# WHAT TO WORK ON
From start to end of the material below, restate each line exactly.

DATA SUPPLIED START

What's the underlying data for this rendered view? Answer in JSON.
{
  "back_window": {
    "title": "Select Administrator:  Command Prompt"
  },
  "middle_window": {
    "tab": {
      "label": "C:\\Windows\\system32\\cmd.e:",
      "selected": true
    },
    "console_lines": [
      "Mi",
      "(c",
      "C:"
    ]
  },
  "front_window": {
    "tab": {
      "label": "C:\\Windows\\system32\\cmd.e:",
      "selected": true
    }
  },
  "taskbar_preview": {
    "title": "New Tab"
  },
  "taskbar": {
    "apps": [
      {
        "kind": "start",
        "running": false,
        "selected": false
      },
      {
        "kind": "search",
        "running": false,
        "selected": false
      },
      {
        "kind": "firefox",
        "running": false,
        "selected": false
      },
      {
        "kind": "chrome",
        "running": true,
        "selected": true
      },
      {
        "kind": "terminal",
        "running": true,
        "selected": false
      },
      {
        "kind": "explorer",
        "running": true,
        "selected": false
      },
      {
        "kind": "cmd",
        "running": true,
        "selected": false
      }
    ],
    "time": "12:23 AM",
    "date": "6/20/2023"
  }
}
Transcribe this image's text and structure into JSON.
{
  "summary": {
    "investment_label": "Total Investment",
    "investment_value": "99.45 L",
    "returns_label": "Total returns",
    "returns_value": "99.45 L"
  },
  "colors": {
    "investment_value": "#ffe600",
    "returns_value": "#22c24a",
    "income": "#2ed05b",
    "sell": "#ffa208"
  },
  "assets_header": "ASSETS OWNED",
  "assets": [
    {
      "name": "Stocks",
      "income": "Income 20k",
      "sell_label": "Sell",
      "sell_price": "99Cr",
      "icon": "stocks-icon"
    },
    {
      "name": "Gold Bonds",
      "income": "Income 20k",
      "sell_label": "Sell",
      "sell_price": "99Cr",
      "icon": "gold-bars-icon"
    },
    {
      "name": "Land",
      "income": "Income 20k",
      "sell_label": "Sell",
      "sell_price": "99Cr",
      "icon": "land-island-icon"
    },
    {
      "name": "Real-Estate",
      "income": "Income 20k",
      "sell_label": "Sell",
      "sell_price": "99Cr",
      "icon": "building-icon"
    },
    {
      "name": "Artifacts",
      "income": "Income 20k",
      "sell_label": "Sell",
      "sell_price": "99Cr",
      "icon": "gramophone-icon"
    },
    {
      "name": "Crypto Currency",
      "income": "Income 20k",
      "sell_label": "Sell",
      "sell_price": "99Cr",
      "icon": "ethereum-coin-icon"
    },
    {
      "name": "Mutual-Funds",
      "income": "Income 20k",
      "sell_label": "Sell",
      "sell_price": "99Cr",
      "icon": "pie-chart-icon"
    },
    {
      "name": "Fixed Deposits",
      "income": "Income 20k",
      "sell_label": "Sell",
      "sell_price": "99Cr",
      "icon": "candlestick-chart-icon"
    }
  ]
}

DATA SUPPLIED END

# ANSWER TO THIS EXERCISE
What's the underlying data for this rendered view? Answer in JSON.
{
  "back_window": {
    "title": "Select Administrator:  Command Prompt"
  },
  "middle_window": {
    "tab": {
      "label": "C:\\Windows\\system32\\cmd.e:",
      "selected": true
    },
    "console_lines": [
      "Mi",
      "(c",
      "C:"
    ]
  },
  "front_window": {
    "tab": {
      "label": "C:\\Windows\\system32\\cmd.e:",
      "selected": true
    }
  },
  "taskbar_preview": {
    "title": "New Tab"
  },
  "taskbar": {
    "apps": [
      {
        "kind": "start",
        "running": false,
        "selected": false
      },
      {
        "kind": "search",
        "running": false,
        "selected": false
      },
      {
        "kind": "firefox",
        "running": false,
        "selected": false
      },
      {
        "kind": "chrome",
        "running": true,
        "selected": true
      },
      {
        "kind": "terminal",
        "running": true,
        "selected": false
      },
      {
        "kind": "explorer",
        "running": true,
        "selected": false
      },
      {
        "kind": "cmd",
        "running": true,
        "selected": false
      }
    ],
    "time": "12:23 AM",
    "date": "6/20/2023"
  }
}
Transcribe this image's text and structure into JSON.
{
  "summary": {
    "investment_label": "Total Investment",
    "investment_value": "99.45 L",
    "returns_label": "Total returns",
    "returns_value": "99.45 L"
  },
  "colors": {
    "investment_value": "#ffe600",
    "returns_value": "#22c24a",
    "income": "#2ed05b",
    "sell": "#ffa208"
  },
  "assets_header": "ASSETS OWNED",
  "assets": [
    {
      "name": "Stocks",
      "income": "Income 20k",
      "sell_label": "Sell",
      "sell_price": "99Cr",
      "icon": "stocks-icon"
    },
    {
      "name": "Gold Bonds",
      "income": "Income 20k",
      "sell_label": "Sell",
      "sell_price": "99Cr",
      "icon": "gold-bars-icon"
    },
    {
      "name": "Land",
      "income": "Income 20k",
      "sell_label": "Sell",
      "sell_price": "99Cr",
      "icon": "land-island-icon"
    },
    {
      "name": "Real-Estate",
      "income": "Income 20k",
      "sell_label": "Sell",
      "sell_price": "99Cr",
      "icon": "building-icon"
    },
    {
      "name": "Artifacts",
      "income": "Income 20k",
      "sell_label": "Sell",
      "sell_price": "99Cr",
      "icon": "gramophone-icon"
    },
    {
      "name": "Crypto Currency",
      "income": "Income 20k",
      "sell_label": "Sell",
      "sell_price": "99Cr",
      "icon": "ethereum-coin-icon"
    },
    {
      "name": "Mutual-Funds",
      "income": "Income 20k",
      "sell_label": "Sell",
      "sell_price": "99Cr",
      "icon": "pie-chart-icon"
    },
    {
      "name": "Fixed Deposits",
      "income": "Income 20k",
      "sell_label": "Sell",
      "sell_price": "99Cr",
      "icon": "candlestick-chart-icon"
    }
  ]
}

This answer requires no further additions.